After several years of debate, lawmakers approved a bill that created a joint health agency by merging the Fort Wayne and Allen County Departments of Health on February 9, 1972. This unification would end the duplication of work done by the two departments, inspection services would be brought together in a more efficient and collaborative manner, and health problems common to both urban and suburban areas could be addressed simultaneously. The merge would also be more efficient in enforcing a countywide environmental control ordinance, as pollution was increasingly becoming a bigger problem in Allen County and had no ecological boundaries.
Department of Health Timeline of Events
- 1843 – State of Indiana passes the enabling legislation allowing for the creation of the Fort Wayne-Board of Public Health
- 1906 – Mandatory 18-day quarantine imposed against any pupil exposed to smallpox
- 1908 – Meat and milk licenses are issued. Merchants have to declare the number of wagons used to deliver the milk in Fort Wayne to obtain a permit.

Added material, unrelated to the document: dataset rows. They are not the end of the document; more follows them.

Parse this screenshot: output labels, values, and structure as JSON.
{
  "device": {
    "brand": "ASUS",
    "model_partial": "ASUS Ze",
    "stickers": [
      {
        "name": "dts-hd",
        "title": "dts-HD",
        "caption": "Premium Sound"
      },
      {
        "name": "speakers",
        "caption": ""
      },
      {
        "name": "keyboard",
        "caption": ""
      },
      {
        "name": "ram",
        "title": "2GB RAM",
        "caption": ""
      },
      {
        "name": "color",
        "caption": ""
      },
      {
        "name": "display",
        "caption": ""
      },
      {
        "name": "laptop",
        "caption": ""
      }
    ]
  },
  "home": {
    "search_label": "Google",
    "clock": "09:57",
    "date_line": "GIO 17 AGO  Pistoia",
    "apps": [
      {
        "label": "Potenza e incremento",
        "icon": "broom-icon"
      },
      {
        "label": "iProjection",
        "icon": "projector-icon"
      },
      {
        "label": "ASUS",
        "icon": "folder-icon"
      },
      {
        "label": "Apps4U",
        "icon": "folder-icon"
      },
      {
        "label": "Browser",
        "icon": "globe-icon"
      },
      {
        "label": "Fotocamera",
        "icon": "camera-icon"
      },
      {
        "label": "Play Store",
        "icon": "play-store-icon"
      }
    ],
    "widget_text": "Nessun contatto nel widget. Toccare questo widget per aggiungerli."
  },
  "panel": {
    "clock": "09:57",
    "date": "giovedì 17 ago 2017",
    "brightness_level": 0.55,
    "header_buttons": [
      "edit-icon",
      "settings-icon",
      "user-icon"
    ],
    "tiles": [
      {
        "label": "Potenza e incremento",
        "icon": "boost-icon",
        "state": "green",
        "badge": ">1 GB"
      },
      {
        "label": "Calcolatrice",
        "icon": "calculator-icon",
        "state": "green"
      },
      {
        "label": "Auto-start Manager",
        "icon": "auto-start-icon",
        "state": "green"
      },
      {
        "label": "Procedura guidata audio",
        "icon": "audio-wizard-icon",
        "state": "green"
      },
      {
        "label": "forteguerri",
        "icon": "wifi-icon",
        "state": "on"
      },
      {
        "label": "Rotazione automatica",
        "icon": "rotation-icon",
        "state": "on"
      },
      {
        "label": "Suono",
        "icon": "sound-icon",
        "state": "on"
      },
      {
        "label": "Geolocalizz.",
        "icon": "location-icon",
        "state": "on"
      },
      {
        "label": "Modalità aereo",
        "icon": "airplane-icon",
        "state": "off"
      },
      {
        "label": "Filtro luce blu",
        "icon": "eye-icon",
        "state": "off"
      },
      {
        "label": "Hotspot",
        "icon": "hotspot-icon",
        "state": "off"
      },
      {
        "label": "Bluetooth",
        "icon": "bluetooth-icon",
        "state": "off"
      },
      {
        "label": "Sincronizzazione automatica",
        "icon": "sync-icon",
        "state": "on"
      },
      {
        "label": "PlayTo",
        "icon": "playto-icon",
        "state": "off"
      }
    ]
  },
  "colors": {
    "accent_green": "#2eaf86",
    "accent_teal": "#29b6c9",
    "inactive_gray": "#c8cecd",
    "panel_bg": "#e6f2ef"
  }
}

- 1910 – Rules regarding quarantining of houses is adopted
- 1918 – Spanish flu hits. Physicians are ordered to report daily to the Health Department all cases of influenza (mild or severe) coming to their clinics. Schools are ordered to send every pupil or teacher having a severe cold, cough or sneezing to their doctor.

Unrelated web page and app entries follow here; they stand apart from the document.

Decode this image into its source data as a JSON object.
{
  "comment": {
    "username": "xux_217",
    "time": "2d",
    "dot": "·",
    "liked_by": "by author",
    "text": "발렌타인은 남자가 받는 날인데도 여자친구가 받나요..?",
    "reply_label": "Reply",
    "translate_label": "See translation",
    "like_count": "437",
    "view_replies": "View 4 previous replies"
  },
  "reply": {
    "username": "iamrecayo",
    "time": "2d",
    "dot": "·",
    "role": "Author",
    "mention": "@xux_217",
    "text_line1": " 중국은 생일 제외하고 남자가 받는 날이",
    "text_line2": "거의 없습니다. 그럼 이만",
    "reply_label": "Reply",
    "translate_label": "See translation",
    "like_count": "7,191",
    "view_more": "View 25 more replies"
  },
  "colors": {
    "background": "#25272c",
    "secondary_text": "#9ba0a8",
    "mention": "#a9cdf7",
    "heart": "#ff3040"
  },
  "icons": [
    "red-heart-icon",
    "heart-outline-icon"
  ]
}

- 1919 – A Venereal Disease Clinic is created
- 1935 – Food and Beverage Ordinance written and passed; Water Cross Connection Campaign developed due to water pollution issues
- 1945 – Campaign started to rid city of “rats which have accumulated during
past years when garbage collection was difficult due to war and manpower shortage.”
- 1946 – City declares emergency and is placed under quarantine due to ongoing rabies epidemic
- 1949 – New isolation hospital (Irene Byron) opens; Polio epidemic is worst in Fort Wayne history with 45 cases and 5 deaths to that point
- 1957 – New state law requires each school in Indiana to report the disease immunization record of each student; A merger of the city and county health departments is discussed
- 1969 – Board establishes a TB clinic at the Irene Byron Hospital
- 1971 – Health Department moves into the City-County Building; Rodent control division is established; Commercial swimming pool and beach ordinance is adopted
- 1974 – Building Department takes over some duties of health department
- 1977 – Mosquito spraying for St. Louis Encephalitis is demanded by public
Compiled by Kathryn Anderson, Mindy Waldron and John Silcox
The information on this page was compiled by Kathryn Anderson, Mindy Waldron and John Silcox using the following sources:
- Executive Board of Health minutes (1906-)
- Annual Reports (1959-)
- Scrapbooks and newspaper clippings
- Gellar, William H. & and Circle, Chalmer G. (1990). History of Public Health in Fort Wayne and Allen County, Indiana. Fort Wayne: R.A.W. Printing Service.
- Furtado, Rebecca. “The 1918 Spanish Flu: Hoosiers Were Not Spared.” Associated Content (May 11, 2009)
- Internet Archive, http://www.archive.org/movies/thumbnails.php?identifier=TurnerPublishingHistoricPhotosofFortWayne
- Allen County Public Library